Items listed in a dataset
※ ※ ※
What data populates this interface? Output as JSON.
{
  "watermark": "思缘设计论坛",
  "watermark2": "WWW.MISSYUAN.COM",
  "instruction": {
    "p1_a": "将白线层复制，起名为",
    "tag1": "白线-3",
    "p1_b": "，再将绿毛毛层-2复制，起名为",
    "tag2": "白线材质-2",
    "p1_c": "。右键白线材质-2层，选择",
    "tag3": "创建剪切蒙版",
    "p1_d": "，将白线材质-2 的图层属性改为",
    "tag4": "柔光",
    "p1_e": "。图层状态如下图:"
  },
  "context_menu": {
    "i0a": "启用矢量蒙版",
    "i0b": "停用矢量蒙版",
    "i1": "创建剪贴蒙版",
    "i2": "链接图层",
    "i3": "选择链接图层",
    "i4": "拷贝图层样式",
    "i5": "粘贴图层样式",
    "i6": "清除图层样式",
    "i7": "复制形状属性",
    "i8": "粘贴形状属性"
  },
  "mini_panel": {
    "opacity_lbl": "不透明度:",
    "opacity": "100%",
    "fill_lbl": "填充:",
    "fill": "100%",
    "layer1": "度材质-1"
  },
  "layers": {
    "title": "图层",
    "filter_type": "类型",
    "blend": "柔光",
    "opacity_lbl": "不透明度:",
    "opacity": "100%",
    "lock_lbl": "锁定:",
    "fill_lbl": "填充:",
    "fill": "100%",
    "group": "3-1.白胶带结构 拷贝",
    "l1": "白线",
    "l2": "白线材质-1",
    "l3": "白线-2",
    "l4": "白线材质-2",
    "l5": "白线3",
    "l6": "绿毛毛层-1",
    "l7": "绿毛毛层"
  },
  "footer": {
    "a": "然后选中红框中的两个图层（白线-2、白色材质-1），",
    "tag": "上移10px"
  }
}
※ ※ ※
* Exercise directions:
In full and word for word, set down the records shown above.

* Answer for this exercise:
What data populates this interface? Output as JSON.
{
  "watermark": "思缘设计论坛",
  "watermark2": "WWW.MISSYUAN.COM",
  "instruction": {
    "p1_a": "将白线层复制，起名为",
    "tag1": "白线-3",
    "p1_b": "，再将绿毛毛层-2复制，起名为",
    "tag2": "白线材质-2",
    "p1_c": "。右键白线材质-2层，选择",
    "tag3": "创建剪切蒙版",
    "p1_d": "，将白线材质-2 的图层属性改为",
    "tag4": "柔光",
    "p1_e": "。图层状态如下图:"
  },
  "context_menu": {
    "i0a": "启用矢量蒙版",
    "i0b": "停用矢量蒙版",
    "i1": "创建剪贴蒙版",
    "i2": "链接图层",
    "i3": "选择链接图层",
    "i4": "拷贝图层样式",
    "i5": "粘贴图层样式",
    "i6": "清除图层样式",
    "i7": "复制形状属性",
    "i8": "粘贴形状属性"
  },
  "mini_panel": {
    "opacity_lbl": "不透明度:",
    "opacity": "100%",
    "fill_lbl": "填充:",
    "fill": "100%",
    "layer1": "度材质-1"
  },
  "layers": {
    "title": "图层",
    "filter_type": "类型",
    "blend": "柔光",
    "opacity_lbl": "不透明度:",
    "opacity": "100%",
    "lock_lbl": "锁定:",
    "fill_lbl": "填充:",
    "fill": "100%",
    "group": "3-1.白胶带结构 拷贝",
    "l1": "白线",
    "l2": "白线材质-1",
    "l3": "白线-2",
    "l4": "白线材质-2",
    "l5": "白线3",
    "l6": "绿毛毛层-1",
    "l7": "绿毛毛层"
  },
  "footer": {
    "a": "然后选中红框中的两个图层（白线-2、白色材质-1），",
    "tag": "上移10px"
  }
}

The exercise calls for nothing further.